Most every place under the sun first responds. This is because there are rarely enough ambulances to go around in our over-worked and over-taxed EMS systems.
The engine in Yonkers that first responds at 2 a.m. in the pouring rain ahead of the medic unit and applies oxygen to a person having chest pain probably lessens heart damage. They do CPR on a grandfather who collapsed in a park and maybe save his life.
This is one of the most blatant disregards for the safety of the public I have ever seen. I’m not even sure if there is a positive in this.
In Camden, N.J., the one-time home of Campbell's Soup and the Camden River Sharks, a recent court ruling will rollback firefighters' wages. The court found an arbitrator went too far in requiring the state to fund pay raises.
The pay cuts could be as much as $10,000 in some cases. Gee, thanks for playing. I hope nobody went out and bought a new car with their raise. The positive here is nobody has to worry about being in a higher tax bracket. I am betting the governor of New Jersey is involved somehow.
And finally, one of our perennial favorites. The prince of pensions, the miser of the Midwest, that wild and wacky mayor of St. Louis: the Honorable Francis Slay. Well, he's is at it again.
He has introduced all kinds of ordinances, rules and so forth to abolish the fire department pension and regulate the current pension. All this will end up in court, of course.

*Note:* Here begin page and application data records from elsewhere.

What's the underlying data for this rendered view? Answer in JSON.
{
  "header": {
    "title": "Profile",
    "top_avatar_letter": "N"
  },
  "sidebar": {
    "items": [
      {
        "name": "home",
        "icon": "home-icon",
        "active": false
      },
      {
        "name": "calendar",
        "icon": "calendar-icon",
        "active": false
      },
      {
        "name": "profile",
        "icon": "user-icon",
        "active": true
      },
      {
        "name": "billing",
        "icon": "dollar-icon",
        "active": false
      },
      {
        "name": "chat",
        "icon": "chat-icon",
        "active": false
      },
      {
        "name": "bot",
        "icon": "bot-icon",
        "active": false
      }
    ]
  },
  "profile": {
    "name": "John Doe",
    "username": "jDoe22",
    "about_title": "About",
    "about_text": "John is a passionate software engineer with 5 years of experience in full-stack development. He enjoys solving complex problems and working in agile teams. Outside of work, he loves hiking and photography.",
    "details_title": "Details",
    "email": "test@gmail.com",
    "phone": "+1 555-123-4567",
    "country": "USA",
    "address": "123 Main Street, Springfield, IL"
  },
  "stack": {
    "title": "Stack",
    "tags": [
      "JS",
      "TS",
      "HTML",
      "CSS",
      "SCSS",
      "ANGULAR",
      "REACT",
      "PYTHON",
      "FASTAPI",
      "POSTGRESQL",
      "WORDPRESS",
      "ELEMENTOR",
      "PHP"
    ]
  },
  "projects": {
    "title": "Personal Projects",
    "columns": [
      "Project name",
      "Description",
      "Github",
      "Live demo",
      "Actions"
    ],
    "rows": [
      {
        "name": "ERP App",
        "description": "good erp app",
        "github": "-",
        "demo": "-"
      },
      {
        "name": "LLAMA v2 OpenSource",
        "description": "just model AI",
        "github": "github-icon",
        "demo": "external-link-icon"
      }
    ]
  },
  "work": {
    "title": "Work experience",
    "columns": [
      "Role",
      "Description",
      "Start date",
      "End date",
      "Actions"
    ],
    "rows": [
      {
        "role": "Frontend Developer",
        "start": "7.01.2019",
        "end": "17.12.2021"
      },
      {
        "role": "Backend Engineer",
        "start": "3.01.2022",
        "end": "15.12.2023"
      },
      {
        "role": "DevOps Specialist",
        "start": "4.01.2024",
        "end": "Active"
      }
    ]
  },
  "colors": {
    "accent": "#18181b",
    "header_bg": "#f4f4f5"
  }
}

One of his ideas that caught my eye was upping the age to collect a pension.
Now that will probably work for people who sit in cubicles or collect tolls in the exact-change lane, but for firefighters and police officers, it is mildly insane. What the mayor and his aldermen don't understand is how physically demanding firefighting is. Granted we don't do it every minute of every day, but when we do, it is the hardest work I have ever done.
In St. Louis, the cut off age to apply for the fire department is 33. A military exemption allows people who served their country to be hired up to age 39. Mayor Slay's plan requires St. Louis firefighters to be on the job for 35 years before they can draw their pension.
So using my less-than-rudimentary math skills, I am calculating this person would be 74. Seventy-four years old and riding a fire truck or picking people up off the ground.
A now-retired chief once told me when I was new on the job that once you hit 40 this gets harder and harder to do. He was right.
However, there is a major positive to this story. St. Louis can stage fire apparatus at nursing homes and staff the apparatus with firefighters who reside at the nursing homes. Fire alarms are always going off at nursing homes and there are always EMS calls — imagine what this will do to response times.